Out of the box the browser didn’t run Flash – we had to download it from the Android Market and install it.

The sites certainly looked good on the screen but the multi-touch pinch to zoom and scrolling was often slow and imprecise.

Many sites didn’t load properly in the browser and we had to try the pinch to zoom to fit it in the entire page.

Turning the device on its side into the deep portrait mode didn’t improve things and sites were cut in half making the transition after a second or two and again need to be scrolled or zoomed to fit.

The Motorola Xoom will be available in May through Telstra and in June from Optus as well

The home screen can be customised with your favourite apps which are now becoming plentiful in supply.

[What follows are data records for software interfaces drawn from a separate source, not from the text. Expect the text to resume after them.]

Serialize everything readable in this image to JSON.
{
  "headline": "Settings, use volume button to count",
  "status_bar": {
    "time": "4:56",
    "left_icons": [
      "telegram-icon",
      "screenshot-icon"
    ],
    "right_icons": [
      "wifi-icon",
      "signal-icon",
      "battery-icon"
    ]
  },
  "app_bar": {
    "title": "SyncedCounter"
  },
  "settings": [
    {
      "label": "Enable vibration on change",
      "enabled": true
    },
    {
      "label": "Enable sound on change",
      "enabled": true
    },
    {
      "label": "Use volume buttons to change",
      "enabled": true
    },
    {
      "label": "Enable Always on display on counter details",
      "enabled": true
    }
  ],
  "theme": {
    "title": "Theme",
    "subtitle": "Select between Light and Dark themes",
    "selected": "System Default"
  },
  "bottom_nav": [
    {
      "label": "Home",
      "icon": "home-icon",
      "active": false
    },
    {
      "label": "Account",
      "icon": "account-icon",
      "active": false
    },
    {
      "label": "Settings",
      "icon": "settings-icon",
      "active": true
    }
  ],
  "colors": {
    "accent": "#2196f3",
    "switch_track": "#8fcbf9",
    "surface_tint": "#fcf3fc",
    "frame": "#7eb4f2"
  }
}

Some are also interactive like the Gmail and Calendar apps which allow users to scroll the information contained with their windows to easily read emails and entries.

All of the favourites, including Angry Birds, worked smartly on the Xoom.

The virtual keyboard was also one of the better features with the speed to pick to keep up with the fastest typers.

Battery performance was also strong and lasted a full day before needing a recharge.

There are a few accessories designed to work with the Motorola Xoom


One of the things that will help the Motorola Xoom stand out from the crowd is the accessories available for it.

There are two docks (Standard $69 and Speaker HD dock $149) which can charge the Xoom when it is attached and also connect the tablet to larger screen for easier viewing of your videos and pictures.

A wireless Blueeooth keyboard ($79) is also available to give users the option of using physical keyboard in place of the virtual on-screen keyboard.

The Folio on The Go ($59) is a cover which can unfold and act as a stand. Switching from cover mode to stand mode was clumsy and difficult and the Xoom fell out of it on to the table in the process.


There is a lot to like about the Motorola Xoom. It is fast and reliable and offers a tablet experience which will only improve as more apps are made available.

Unfortunately it is let down in a few areas and, while these might not all be dealbreakers, they prevent this good tablet from being a great one.

Motorola Xoom

Price: $840 or on a plan

Three and a half stars (out of five)